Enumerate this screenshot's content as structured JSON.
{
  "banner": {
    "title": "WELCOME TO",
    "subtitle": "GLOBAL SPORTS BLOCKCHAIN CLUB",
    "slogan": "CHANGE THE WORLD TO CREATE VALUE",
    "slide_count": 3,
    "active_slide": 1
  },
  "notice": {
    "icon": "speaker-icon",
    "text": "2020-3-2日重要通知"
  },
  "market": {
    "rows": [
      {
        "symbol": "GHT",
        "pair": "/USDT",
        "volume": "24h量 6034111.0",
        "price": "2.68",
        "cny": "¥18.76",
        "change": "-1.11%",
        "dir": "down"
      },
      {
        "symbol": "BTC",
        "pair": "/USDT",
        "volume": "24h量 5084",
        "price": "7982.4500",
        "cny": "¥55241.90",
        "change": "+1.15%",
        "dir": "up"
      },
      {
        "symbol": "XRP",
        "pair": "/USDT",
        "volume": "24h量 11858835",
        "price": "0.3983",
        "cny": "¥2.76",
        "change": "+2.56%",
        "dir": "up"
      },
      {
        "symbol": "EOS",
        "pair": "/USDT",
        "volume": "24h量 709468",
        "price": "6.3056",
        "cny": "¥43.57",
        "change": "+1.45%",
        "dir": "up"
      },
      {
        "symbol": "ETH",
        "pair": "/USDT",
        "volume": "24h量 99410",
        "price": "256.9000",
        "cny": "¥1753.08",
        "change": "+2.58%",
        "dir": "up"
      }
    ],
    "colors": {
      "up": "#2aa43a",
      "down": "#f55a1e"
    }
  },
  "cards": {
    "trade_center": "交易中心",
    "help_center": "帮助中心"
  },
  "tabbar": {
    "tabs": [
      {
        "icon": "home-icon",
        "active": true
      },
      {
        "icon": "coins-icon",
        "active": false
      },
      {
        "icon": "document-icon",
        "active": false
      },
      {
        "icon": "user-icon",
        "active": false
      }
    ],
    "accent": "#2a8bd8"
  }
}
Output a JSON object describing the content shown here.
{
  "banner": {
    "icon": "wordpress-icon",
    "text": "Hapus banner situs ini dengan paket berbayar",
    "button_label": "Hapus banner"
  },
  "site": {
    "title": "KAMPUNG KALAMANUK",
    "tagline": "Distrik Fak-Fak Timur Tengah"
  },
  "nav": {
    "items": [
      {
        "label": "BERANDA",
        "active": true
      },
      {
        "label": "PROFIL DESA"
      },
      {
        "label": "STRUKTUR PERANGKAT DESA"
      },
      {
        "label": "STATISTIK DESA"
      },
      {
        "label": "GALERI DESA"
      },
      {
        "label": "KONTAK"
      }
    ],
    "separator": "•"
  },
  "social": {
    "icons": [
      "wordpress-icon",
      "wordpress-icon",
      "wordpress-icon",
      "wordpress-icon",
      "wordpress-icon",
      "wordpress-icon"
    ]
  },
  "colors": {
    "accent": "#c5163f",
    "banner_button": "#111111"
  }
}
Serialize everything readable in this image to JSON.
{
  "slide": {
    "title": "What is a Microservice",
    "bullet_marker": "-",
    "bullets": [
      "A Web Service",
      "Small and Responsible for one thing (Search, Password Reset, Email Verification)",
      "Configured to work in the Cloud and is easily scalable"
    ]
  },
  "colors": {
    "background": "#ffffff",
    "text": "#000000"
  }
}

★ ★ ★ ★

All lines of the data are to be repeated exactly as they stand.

Enumerate this screenshot's content as structured JSON.
{
  "banner": {
    "title": "WELCOME TO",
    "subtitle": "GLOBAL SPORTS BLOCKCHAIN CLUB",
    "slogan": "CHANGE THE WORLD TO CREATE VALUE",
    "slide_count": 3,
    "active_slide": 1
  },
  "notice": {
    "icon": "speaker-icon",
    "text": "2020-3-2日重要通知"
  },
  "market": {
    "rows": [
      {
        "symbol": "GHT",
        "pair": "/USDT",
        "volume": "24h量 6034111.0",
        "price": "2.68",
        "cny": "¥18.76",
        "change": "-1.11%",
        "dir": "down"
      },
      {
        "symbol": "BTC",
        "pair": "/USDT",
        "volume": "24h量 5084",
        "price": "7982.4500",
        "cny": "¥55241.90",
        "change": "+1.15%",
        "dir": "up"
      },
      {
        "symbol": "XRP",
        "pair": "/USDT",
        "volume": "24h量 11858835",
        "price": "0.3983",
        "cny": "¥2.76",
        "change": "+2.56%",
        "dir": "up"
      },
      {
        "symbol": "EOS",
        "pair": "/USDT",
        "volume": "24h量 709468",
        "price": "6.3056",
        "cny": "¥43.57",
        "change": "+1.45%",
        "dir": "up"
      },
      {
        "symbol": "ETH",
        "pair": "/USDT",
        "volume": "24h量 99410",
        "price": "256.9000",
        "cny": "¥1753.08",
        "change": "+2.58%",
        "dir": "up"
      }
    ],
    "colors": {
      "up": "#2aa43a",
      "down": "#f55a1e"
    }
  },
  "cards": {
    "trade_center": "交易中心",
    "help_center": "帮助中心"
  },
  "tabbar": {
    "tabs": [
      {
        "icon": "home-icon",
        "active": true
      },
      {
        "icon": "coins-icon",
        "active": false
      },
      {
        "icon": "document-icon",
        "active": false
      },
      {
        "icon": "user-icon",
        "active": false
      }
    ],
    "accent": "#2a8bd8"
  }
}
Output a JSON object describing the content shown here.
{
  "banner": {
    "icon": "wordpress-icon",
    "text": "Hapus banner situs ini dengan paket berbayar",
    "button_label": "Hapus banner"
  },
  "site": {
    "title": "KAMPUNG KALAMANUK",
    "tagline": "Distrik Fak-Fak Timur Tengah"
  },
  "nav": {
    "items": [
      {
        "label": "BERANDA",
        "active": true
      },
      {
        "label": "PROFIL DESA"
      },
      {
        "label": "STRUKTUR PERANGKAT DESA"
      },
      {
        "label": "STATISTIK DESA"
      },
      {
        "label": "GALERI DESA"
      },
      {
        "label": "KONTAK"
      }
    ],
    "separator": "•"
  },
  "social": {
    "icons": [
      "wordpress-icon",
      "wordpress-icon",
      "wordpress-icon",
      "wordpress-icon",
      "wordpress-icon",
      "wordpress-icon"
    ]
  },
  "colors": {
    "accent": "#c5163f",
    "banner_button": "#111111"
  }
}
Serialize everything readable in this image to JSON.
{
  "slide": {
    "title": "What is a Microservice",
    "bullet_marker": "-",
    "bullets": [
      "A Web Service",
      "Small and Responsible for one thing (Search, Password Reset, Email Verification)",
      "Configured to work in the Cloud and is easily scalable"
    ]
  },
  "colors": {
    "background": "#ffffff",
    "text": "#000000"
  }
}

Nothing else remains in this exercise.